The rftp and rtelnet utilities provide the well-known functionalities to hosts within a firewall. Normally, when a firewall is constructed, IP-accessibility across the firewall is cut off to reduce security risk to hosts within the firewall. As a result, inside hosts can no longer use many of the well-known tools directly to access the resources outside the firewall.

Note: For further information on all rtelnet functionalities, please refer to telnet documentation.

These utilities restore the convenience of the well-known tools while maintaining the security requirement. Though the utilities differ very much from their counterparts in the use of the communication scheme, they should behave almost indistinguishably to the users.

These are “versatile” clients — they can be used for connections to inside hosts directly and to outside hosts via SOCKS proxy servers. So they can be used as replacements of their traditional counterparts.

When rtelnet starts, it prints to stderr its version number and the name or IP address of its default SOCKS proxy server. It then consults the configuration file (/etc/socks.conf) to determine whether a request should be allowed or denied based on the requesting user, the destination host, and the requested service.

For allowable requests, the configuration file also dictates whether direct or proxy connection should be used to the given destination, and optionally the actual SOCKS servers to use for the proxy connection.
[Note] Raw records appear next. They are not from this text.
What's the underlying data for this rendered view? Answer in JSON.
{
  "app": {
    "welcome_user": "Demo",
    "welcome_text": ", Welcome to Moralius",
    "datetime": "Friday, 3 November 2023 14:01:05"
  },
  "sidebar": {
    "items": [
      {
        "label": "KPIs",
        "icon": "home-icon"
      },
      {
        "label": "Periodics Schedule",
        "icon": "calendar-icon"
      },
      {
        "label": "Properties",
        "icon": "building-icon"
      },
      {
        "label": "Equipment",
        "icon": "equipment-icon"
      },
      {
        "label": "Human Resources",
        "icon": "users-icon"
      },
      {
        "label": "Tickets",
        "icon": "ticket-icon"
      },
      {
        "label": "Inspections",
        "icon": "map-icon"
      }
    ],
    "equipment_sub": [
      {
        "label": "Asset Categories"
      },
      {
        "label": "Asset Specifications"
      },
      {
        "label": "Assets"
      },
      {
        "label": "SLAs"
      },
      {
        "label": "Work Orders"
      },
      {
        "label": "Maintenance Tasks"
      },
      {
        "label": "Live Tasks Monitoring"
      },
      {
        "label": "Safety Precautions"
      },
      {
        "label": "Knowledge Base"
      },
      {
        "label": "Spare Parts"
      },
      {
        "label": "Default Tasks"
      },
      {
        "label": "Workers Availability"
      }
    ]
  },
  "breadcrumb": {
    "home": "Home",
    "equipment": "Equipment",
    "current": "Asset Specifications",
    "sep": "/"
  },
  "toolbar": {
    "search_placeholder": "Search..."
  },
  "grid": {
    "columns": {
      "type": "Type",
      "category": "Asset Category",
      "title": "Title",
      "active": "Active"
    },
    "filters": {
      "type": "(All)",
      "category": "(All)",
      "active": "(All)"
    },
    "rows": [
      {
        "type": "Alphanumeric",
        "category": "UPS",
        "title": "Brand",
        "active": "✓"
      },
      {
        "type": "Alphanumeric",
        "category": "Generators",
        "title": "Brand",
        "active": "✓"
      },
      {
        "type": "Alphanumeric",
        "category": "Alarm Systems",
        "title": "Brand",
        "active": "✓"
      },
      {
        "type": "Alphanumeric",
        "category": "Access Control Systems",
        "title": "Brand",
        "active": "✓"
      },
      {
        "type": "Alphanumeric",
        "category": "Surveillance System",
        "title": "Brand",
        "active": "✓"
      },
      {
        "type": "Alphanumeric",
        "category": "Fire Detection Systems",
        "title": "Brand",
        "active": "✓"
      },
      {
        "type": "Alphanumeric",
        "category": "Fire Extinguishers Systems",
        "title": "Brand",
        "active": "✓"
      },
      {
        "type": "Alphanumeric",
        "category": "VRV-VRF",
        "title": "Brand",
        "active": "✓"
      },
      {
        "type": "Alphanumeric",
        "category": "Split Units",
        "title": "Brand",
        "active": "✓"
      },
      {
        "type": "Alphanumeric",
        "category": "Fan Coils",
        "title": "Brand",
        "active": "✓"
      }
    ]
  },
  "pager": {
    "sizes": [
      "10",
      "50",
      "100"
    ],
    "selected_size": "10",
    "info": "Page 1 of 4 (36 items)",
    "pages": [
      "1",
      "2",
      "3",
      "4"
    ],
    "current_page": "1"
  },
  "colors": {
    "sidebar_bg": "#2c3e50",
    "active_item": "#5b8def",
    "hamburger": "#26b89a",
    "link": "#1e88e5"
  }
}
See /etc/socks.conf.

You can use the environment variable SOCKS_NS to set the nameserver for domain name resolutions. Be sure you use the IP address of the nameserver you want to use, not its domain name. If SOCKS_NS doesn't exist, the IP address defined by the symbol SOCKS_DEFAULT_NS at compile time is used if the programs were compiled with that symbol defined. Otherwise, the nameservers specified in /etc/nsswitch.conf are used.

All the client processes log their activities using syslog() with facility daemon and level notice. In order to capture the log messages, you need to have syslogd running.


The rtelnet utility requires the shared library.

Environment variables:

If defined, specifies the name or IP address of the SOCKS proxy server host to use, overriding the default server compiled into the programs.
If defined, specifies the IP address of the domain nameserver that should be used for name resolution, overriding both the definition of symbol SOCKS_DEFAULT_NS and the file /etc/nsswitch.conf.

See also:

rftp, syslogd, telnet

syslog() in the Library Reference